“I really want to be organized, but I don’t know how to do it,” says Greenberg, a married mother of two. “I’m always losing things, leaving things out, leaving things undone. It’s a frustration for everyone.”
Greenberg’s forgetfulness, distractedness, impulsive behavior and disorganization are hallmarks of attention deficit hyperactivity disorder (ADHD), a condition most commonly associated with childhood but whose effects continue into adulthood. Like many adults with the disorder, Greenberg still experiences extreme distractibility that affects her everyday life.
Because you can’t “get” ADHD--it is a genetic neurobiochemical disorder--in order to be diagnosed as an adult, you must have exhibited symptoms as a child.
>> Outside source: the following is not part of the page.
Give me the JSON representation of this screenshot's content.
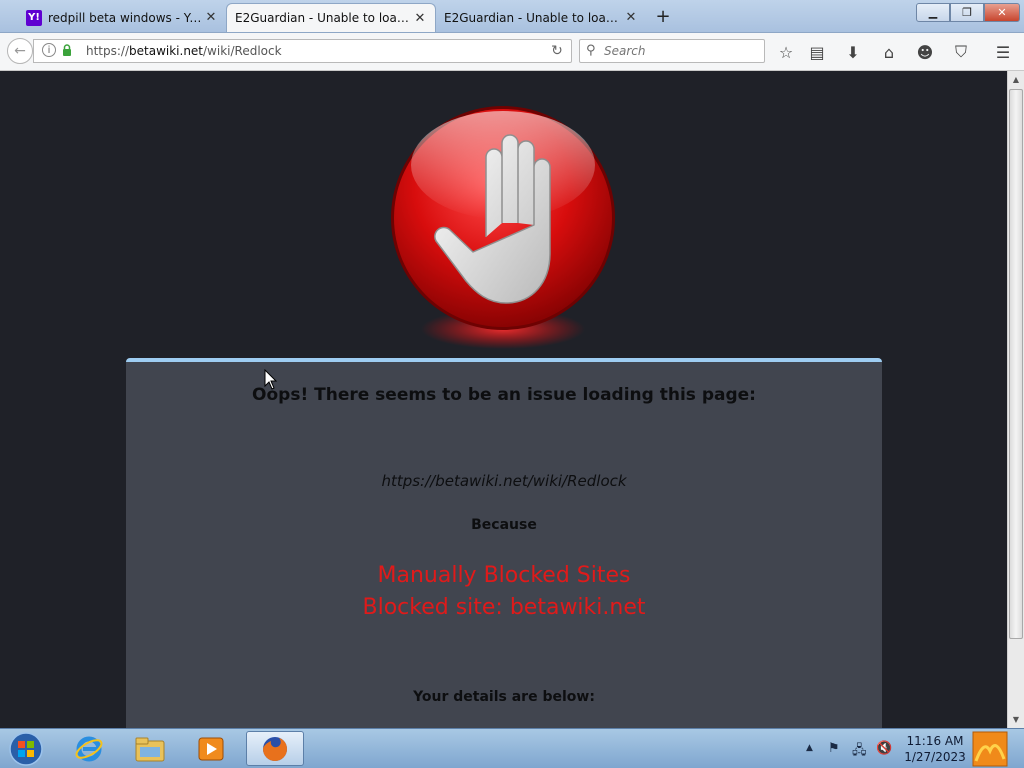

But, as Ari Tuckman, Psy.D., author of More Attention, Less Deficit, points out: “If you’re older than about 30 to 35, it’s very unlikely that you would have been diagnosed as a kid simply because we didn’t know that much about it then.”
Instead, he says, “other explanations were used. ‘He just needs to try harder,’ ‘She is just not that motivated,’ and, ‘He is just a bad kid.’ The symptoms were there, they just weren’t labeled with ADHD."
Greenberg, 46, says she fits that bill. “I was the student who lost everything but crammed at the last minute and then did very well,” she says. “I was the one who missed the bus to school, the kid with the very messy room, the one who always lost her notebook.”
Her ability to hyperfocus on things that interested her helped her to attain an Ivy League degree, though. Once Greenberg entered the career world, bosses were often completely frustrated by her apparent disorganization and perpetually messy desk. “But I was able to pull the rabbit out of the hat,” Greenberg says. “That’s a very (ADHD) feature. We can do some pretty amazing things. But we don’t think traditionally.”
How do adults often get diagnosed? Keep reading.